Assignment:
Exact reproductions of all the entries, please, and no pictures.
START Provided data
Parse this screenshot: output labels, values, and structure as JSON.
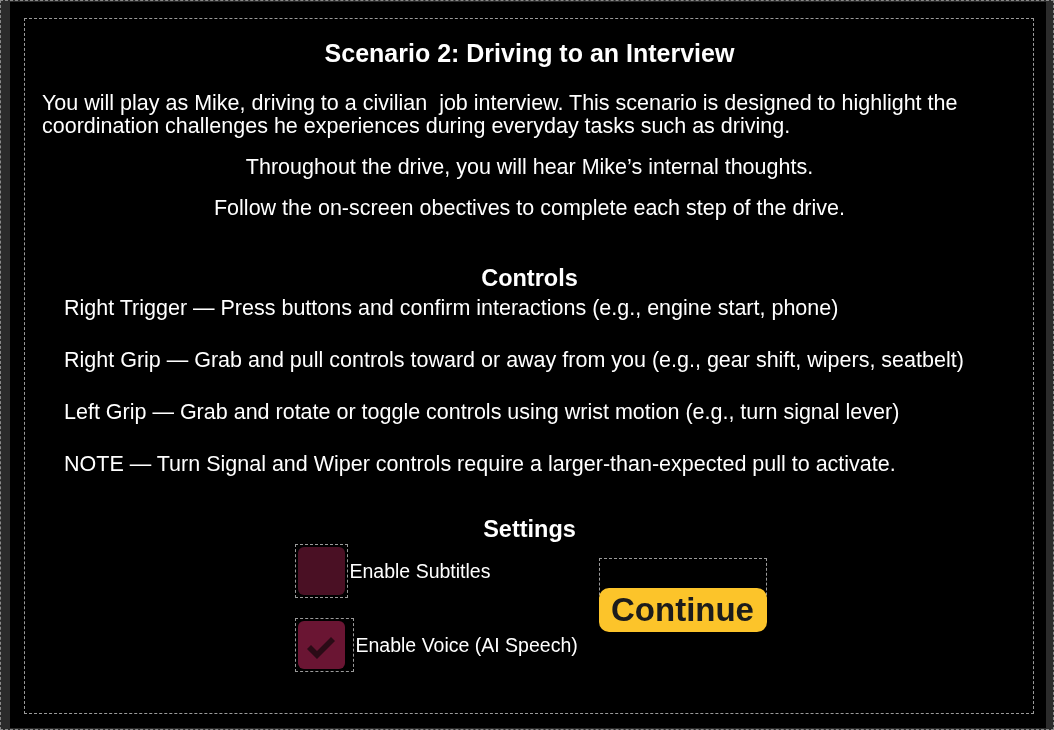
{
  "title": "Scenario 2: Driving to an Interview",
  "description": "You will play as Mike, driving to a civilian  job interview. This scenario is designed to highlight the coordination challenges he experiences during everyday tasks such as driving.",
  "notes": [
    "Throughout the drive, you will hear Mike’s internal thoughts.",
    "Follow the on-screen obectives to complete each step of the drive."
  ],
  "controls": {
    "heading": "Controls",
    "items": [
      "Right Trigger — Press buttons and confirm interactions (e.g., engine start, phone)",
      "Right Grip — Grab and pull controls toward or away from you (e.g., gear shift, wipers, seatbelt)",
      "Left Grip — Grab and rotate or toggle controls using wrist motion (e.g., turn signal lever)",
      "NOTE — Turn Signal and Wiper controls require a larger-than-expected pull to activate."
    ]
  },
  "settings": {
    "heading": "Settings",
    "options": [
      {
        "label": "Enable Subtitles",
        "checked": false
      },
      {
        "label": "Enable Voice (AI Speech)",
        "checked": true
      }
    ]
  },
  "continue_button": {
    "label": "Continue"
  }
}
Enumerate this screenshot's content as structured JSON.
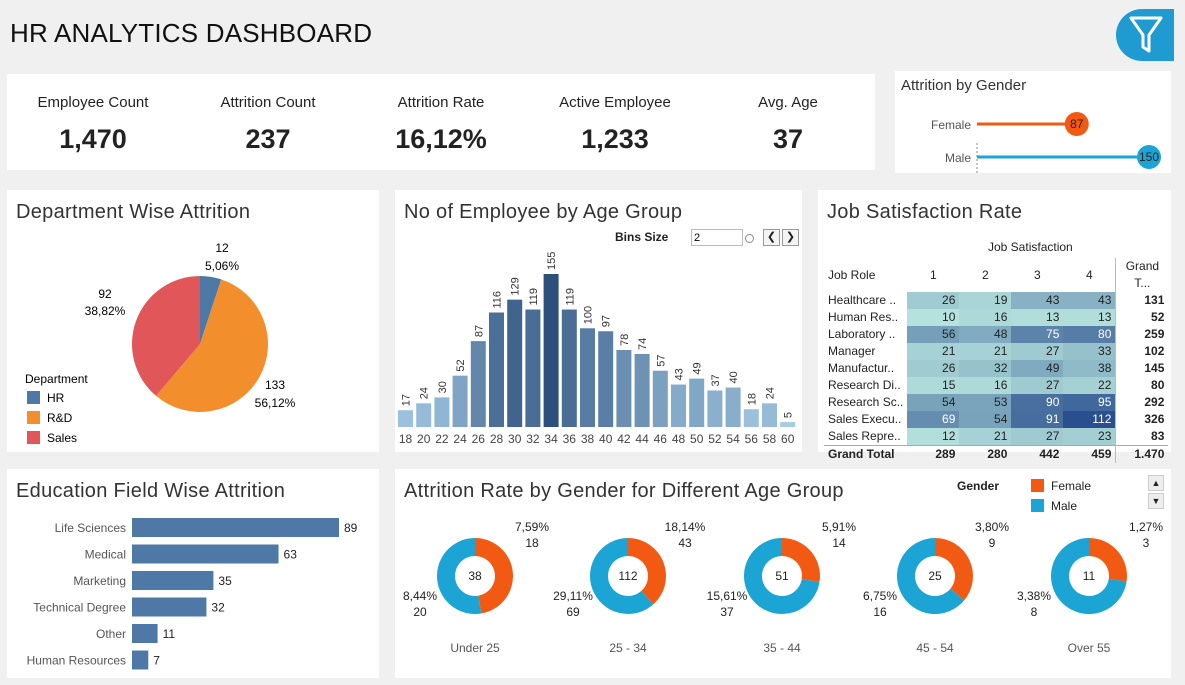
{
  "title": "HR ANALYTICS DASHBOARD",
  "kpis": [
    {
      "label": "Employee Count",
      "value": "1,470"
    },
    {
      "label": "Attrition Count",
      "value": "237"
    },
    {
      "label": "Attrition Rate",
      "value": "16,12%"
    },
    {
      "label": "Active Employee",
      "value": "1,233"
    },
    {
      "label": "Avg. Age",
      "value": "37"
    }
  ],
  "colors": {
    "hr": "#4e79a7",
    "rd": "#f28e2b",
    "sales": "#e15759",
    "female": "#f25a13",
    "male": "#1ca4d4",
    "bar": "#4e79a7",
    "accent": "#1f9bd1"
  },
  "chart_data": [
    {
      "type": "lollipop",
      "title": "Attrition by Gender",
      "categories": [
        "Female",
        "Male"
      ],
      "values": [
        87,
        150
      ],
      "labels": [
        "87",
        "150"
      ],
      "xlim": [
        0,
        150
      ]
    },
    {
      "type": "pie",
      "title": "Department Wise Attrition",
      "legend_title": "Department",
      "categories": [
        "HR",
        "R&D",
        "Sales"
      ],
      "values": [
        12,
        133,
        92
      ],
      "percent_labels": [
        "5,06%",
        "56,12%",
        "38,82%"
      ],
      "value_labels": [
        "12",
        "133",
        "92"
      ],
      "legend_position": "bottom-left"
    },
    {
      "type": "bar",
      "title": "No of Employee by Age Group",
      "bins_label": "Bins Size",
      "bins_value": "2",
      "categories": [
        "18",
        "20",
        "22",
        "24",
        "26",
        "28",
        "30",
        "32",
        "34",
        "36",
        "38",
        "40",
        "42",
        "44",
        "46",
        "48",
        "50",
        "52",
        "54",
        "56",
        "58",
        "60"
      ],
      "values": [
        17,
        24,
        30,
        52,
        87,
        116,
        129,
        119,
        155,
        119,
        100,
        97,
        78,
        74,
        57,
        43,
        49,
        37,
        40,
        18,
        24,
        5
      ],
      "ylim": [
        0,
        155
      ]
    },
    {
      "type": "table",
      "title": "Job Satisfaction Rate",
      "column_group": "Job Satisfaction",
      "row_header": "Job Role",
      "columns": [
        "1",
        "2",
        "3",
        "4"
      ],
      "grand_total_header": "Grand T...",
      "rows": [
        {
          "role": "Healthcare ..",
          "values": [
            26,
            19,
            43,
            43
          ],
          "total": "131"
        },
        {
          "role": "Human Res..",
          "values": [
            10,
            16,
            13,
            13
          ],
          "total": "52"
        },
        {
          "role": "Laboratory ..",
          "values": [
            56,
            48,
            75,
            80
          ],
          "total": "259"
        },
        {
          "role": "Manager",
          "values": [
            21,
            21,
            27,
            33
          ],
          "total": "102"
        },
        {
          "role": "Manufactur..",
          "values": [
            26,
            32,
            49,
            38
          ],
          "total": "145"
        },
        {
          "role": "Research Di..",
          "values": [
            15,
            16,
            27,
            22
          ],
          "total": "80"
        },
        {
          "role": "Research Sc..",
          "values": [
            54,
            53,
            90,
            95
          ],
          "total": "292"
        },
        {
          "role": "Sales Execu..",
          "values": [
            69,
            54,
            91,
            112
          ],
          "total": "326"
        },
        {
          "role": "Sales Repre..",
          "values": [
            12,
            21,
            27,
            23
          ],
          "total": "83"
        }
      ],
      "grand_total_row": {
        "label": "Grand Total",
        "values": [
          "289",
          "280",
          "442",
          "459"
        ],
        "total": "1.470"
      }
    },
    {
      "type": "bar",
      "orientation": "horizontal",
      "title": "Education Field Wise Attrition",
      "categories": [
        "Life Sciences",
        "Medical",
        "Marketing",
        "Technical Degree",
        "Other",
        "Human Resources"
      ],
      "values": [
        89,
        63,
        35,
        32,
        11,
        7
      ],
      "xlim": [
        0,
        89
      ]
    },
    {
      "type": "pie",
      "style": "donut",
      "title": "Attrition Rate by Gender for Different Age Group",
      "legend_title": "Gender",
      "series_names": [
        "Female",
        "Male"
      ],
      "groups": [
        {
          "label": "Under 25",
          "total": "38",
          "female": 18,
          "male": 20,
          "female_pct": "7,59%",
          "male_pct": "8,44%"
        },
        {
          "label": "25 - 34",
          "total": "112",
          "female": 43,
          "male": 69,
          "female_pct": "18,14%",
          "male_pct": "29,11%"
        },
        {
          "label": "35 - 44",
          "total": "51",
          "female": 14,
          "male": 37,
          "female_pct": "5,91%",
          "male_pct": "15,61%"
        },
        {
          "label": "45 - 54",
          "total": "25",
          "female": 9,
          "male": 16,
          "female_pct": "3,80%",
          "male_pct": "6,75%"
        },
        {
          "label": "Over 55",
          "total": "11",
          "female": 3,
          "male": 8,
          "female_pct": "1,27%",
          "male_pct": "3,38%"
        }
      ]
    }
  ]
}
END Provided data
Worked solution:
Parse this screenshot: output labels, values, and structure as JSON.
{
  "title": "Scenario 2: Driving to an Interview",
  "description": "You will play as Mike, driving to a civilian  job interview. This scenario is designed to highlight the coordination challenges he experiences during everyday tasks such as driving.",
  "notes": [
    "Throughout the drive, you will hear Mike’s internal thoughts.",
    "Follow the on-screen obectives to complete each step of the drive."
  ],
  "controls": {
    "heading": "Controls",
    "items": [
      "Right Trigger — Press buttons and confirm interactions (e.g., engine start, phone)",
      "Right Grip — Grab and pull controls toward or away from you (e.g., gear shift, wipers, seatbelt)",
      "Left Grip — Grab and rotate or toggle controls using wrist motion (e.g., turn signal lever)",
      "NOTE — Turn Signal and Wiper controls require a larger-than-expected pull to activate."
    ]
  },
  "settings": {
    "heading": "Settings",
    "options": [
      {
        "label": "Enable Subtitles",
        "checked": false
      },
      {
        "label": "Enable Voice (AI Speech)",
        "checked": true
      }
    ]
  },
  "continue_button": {
    "label": "Continue"
  }
}
Enumerate this screenshot's content as structured JSON.
{
  "title": "HR ANALYTICS DASHBOARD",
  "kpis": [
    {
      "label": "Employee Count",
      "value": "1,470"
    },
    {
      "label": "Attrition Count",
      "value": "237"
    },
    {
      "label": "Attrition Rate",
      "value": "16,12%"
    },
    {
      "label": "Active Employee",
      "value": "1,233"
    },
    {
      "label": "Avg. Age",
      "value": "37"
    }
  ],
  "colors": {
    "hr": "#4e79a7",
    "rd": "#f28e2b",
    "sales": "#e15759",
    "female": "#f25a13",
    "male": "#1ca4d4",
    "bar": "#4e79a7",
    "accent": "#1f9bd1"
  },
  "chart_data": [
    {
      "type": "lollipop",
      "title": "Attrition by Gender",
      "categories": [
        "Female",
        "Male"
      ],
      "values": [
        87,
        150
      ],
      "labels": [
        "87",
        "150"
      ],
      "xlim": [
        0,
        150
      ]
    },
    {
      "type": "pie",
      "title": "Department Wise Attrition",
      "legend_title": "Department",
      "categories": [
        "HR",
        "R&D",
        "Sales"
      ],
      "values": [
        12,
        133,
        92
      ],
      "percent_labels": [
        "5,06%",
        "56,12%",
        "38,82%"
      ],
      "value_labels": [
        "12",
        "133",
        "92"
      ],
      "legend_position": "bottom-left"
    },
    {
      "type": "bar",
      "title": "No of Employee by Age Group",
      "bins_label": "Bins Size",
      "bins_value": "2",
      "categories": [
        "18",
        "20",
        "22",
        "24",
        "26",
        "28",
        "30",
        "32",
        "34",
        "36",
        "38",
        "40",
        "42",
        "44",
        "46",
        "48",
        "50",
        "52",
        "54",
        "56",
        "58",
        "60"
      ],
      "values": [
        17,
        24,
        30,
        52,
        87,
        116,
        129,
        119,
        155,
        119,
        100,
        97,
        78,
        74,
        57,
        43,
        49,
        37,
        40,
        18,
        24,
        5
      ],
      "ylim": [
        0,
        155
      ]
    },
    {
      "type": "table",
      "title": "Job Satisfaction Rate",
      "column_group": "Job Satisfaction",
      "row_header": "Job Role",
      "columns": [
        "1",
        "2",
        "3",
        "4"
      ],
      "grand_total_header": "Grand T...",
      "rows": [
        {
          "role": "Healthcare ..",
          "values": [
            26,
            19,
            43,
            43
          ],
          "total": "131"
        },
        {
          "role": "Human Res..",
          "values": [
            10,
            16,
            13,
            13
          ],
          "total": "52"
        },
        {
          "role": "Laboratory ..",
          "values": [
            56,
            48,
            75,
            80
          ],
          "total": "259"
        },
        {
          "role": "Manager",
          "values": [
            21,
            21,
            27,
            33
          ],
          "total": "102"
        },
        {
          "role": "Manufactur..",
          "values": [
            26,
            32,
            49,
            38
          ],
          "total": "145"
        },
        {
          "role": "Research Di..",
          "values": [
            15,
            16,
            27,
            22
          ],
          "total": "80"
        },
        {
          "role": "Research Sc..",
          "values": [
            54,
            53,
            90,
            95
          ],
          "total": "292"
        },
        {
          "role": "Sales Execu..",
          "values": [
            69,
            54,
            91,
            112
          ],
          "total": "326"
        },
        {
          "role": "Sales Repre..",
          "values": [
            12,
            21,
            27,
            23
          ],
          "total": "83"
        }
      ],
      "grand_total_row": {
        "label": "Grand Total",
        "values": [
          "289",
          "280",
          "442",
          "459"
        ],
        "total": "1.470"
      }
    },
    {
      "type": "bar",
      "orientation": "horizontal",
      "title": "Education Field Wise Attrition",
      "categories": [
        "Life Sciences",
        "Medical",
        "Marketing",
        "Technical Degree",
        "Other",
        "Human Resources"
      ],
      "values": [
        89,
        63,
        35,
        32,
        11,
        7
      ],
      "xlim": [
        0,
        89
      ]
    },
    {
      "type": "pie",
      "style": "donut",
      "title": "Attrition Rate by Gender for Different Age Group",
      "legend_title": "Gender",
      "series_names": [
        "Female",
        "Male"
      ],
      "groups": [
        {
          "label": "Under 25",
          "total": "38",
          "female": 18,
          "male": 20,
          "female_pct": "7,59%",
          "male_pct": "8,44%"
        },
        {
          "label": "25 - 34",
          "total": "112",
          "female": 43,
          "male": 69,
          "female_pct": "18,14%",
          "male_pct": "29,11%"
        },
        {
          "label": "35 - 44",
          "total": "51",
          "female": 14,
          "male": 37,
          "female_pct": "5,91%",
          "male_pct": "15,61%"
        },
        {
          "label": "45 - 54",
          "total": "25",
          "female": 9,
          "male": 16,
          "female_pct": "3,80%",
          "male_pct": "6,75%"
        },
        {
          "label": "Over 55",
          "total": "11",
          "female": 3,
          "male": 8,
          "female_pct": "1,27%",
          "male_pct": "3,38%"
        }
      ]
    }
  ]
}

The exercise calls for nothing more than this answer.